But it is far more difficult to love the strange, the different, the disagreeable, the infidel, the other. We no longer eat with tax collectors and lepers, we the most vocal of the 21st Century church. We have become the exclusivist legalistic religious leaders our Lord condemned. How sad, how very sad that we are more interested in political positions, specific doctrinal points, and other epistemic minutiae than in divine love and compassion. How sad that in our exclusivism we’ve determined that agape, if ever in opposition to credo, should be banished to that side of the fence.
I have finally come to believe that God is more concerned with orthopraxy than orthodoxy. Some may say we are not saved by works, and I agree. What I mean is that our faith is shown by what we do not by what we proclaim to believe. If we love somebody, we show it. Since Jesus defined his followers by love, not belief set, it follows that our loving behavior is that whereby we are proven—both tested and verified—as Christ followers. If we throw aside the test of love in preference for a test of doctrine, we no longer follow Christ but our own creation.
I began this blog as an attempt to reconcile my orientation, intellect, and faith. And it is certainly no less true today than it was before I came out that these three, in some circles, are thought incompatible. One can be a gay intellectual, but one cannot be a gay Christian or an intellectual Christian—at least not an intellectual who has the audacity to think outside the accepted dogmatic box. But in my still young but intense journey outside the walls of fundamentalism, I have found a Christianity still marked by the egalitarian grace of Christ, which includes not only the tender kindness he showed the social outcast, but also the unflinching challenge he put before the politico-religious system of his day.
It follows that, to remain consistent, I must myself discard the judgmentalism and exclusivism—not to exchange one side for the other, as if moving to the ‘liberal’ camp makes me now the better person. To change dogmatic sides, to readjust beliefs, without discarding the exclusivism, is to do nothing—to exchange one shallow hypocrisy for another. Thus, my challenge now is that which I believe the Church is called to undertake: to love. Fundamentalists, liberals, homosexuals, homophobes, Republicans, Democrats, Muslims, Christians, Jews, atheists, Wiccans. To love as Christ loved us, to love the world as God so loved.
Thus, though my purpose hasn’t much changed, it has broadened. I write here my thoughts on what it is to be a Christian, a true Christian, as a minority voice in what Kierkegaard caustically called “Christendom,” a title meant as shameful and opposed to Christ, a title blindly accepted by the church as a label of pride, even as the church has embraced the religiosity Jesus himself so accosted and condemned. I seek to understand what we are called to be, to reconcile first-century teachings with twenty-first century circumstances. I write to explore what it is to have faith (whether Christian or otherwise), and I write to understand, for it is by writing that I process, that I learn, that I come to better understand the sometimes amorphous notions and concerns that whisper through my daily encounters.

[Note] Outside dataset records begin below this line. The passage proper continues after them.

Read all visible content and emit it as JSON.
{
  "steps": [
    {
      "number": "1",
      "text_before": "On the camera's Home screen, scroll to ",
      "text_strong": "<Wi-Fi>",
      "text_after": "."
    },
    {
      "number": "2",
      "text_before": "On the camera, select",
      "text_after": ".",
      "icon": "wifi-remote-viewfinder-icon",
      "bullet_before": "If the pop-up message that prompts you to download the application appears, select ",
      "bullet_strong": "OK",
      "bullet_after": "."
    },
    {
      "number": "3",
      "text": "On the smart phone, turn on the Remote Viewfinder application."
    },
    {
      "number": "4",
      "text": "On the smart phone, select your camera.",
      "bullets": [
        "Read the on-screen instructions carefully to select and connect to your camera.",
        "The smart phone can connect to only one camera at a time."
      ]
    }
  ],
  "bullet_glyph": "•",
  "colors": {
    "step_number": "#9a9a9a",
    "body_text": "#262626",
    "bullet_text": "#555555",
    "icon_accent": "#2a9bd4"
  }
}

I invite you to muse and meditate with me. And I welcome you to come alongside as I continue on this pilgrimage.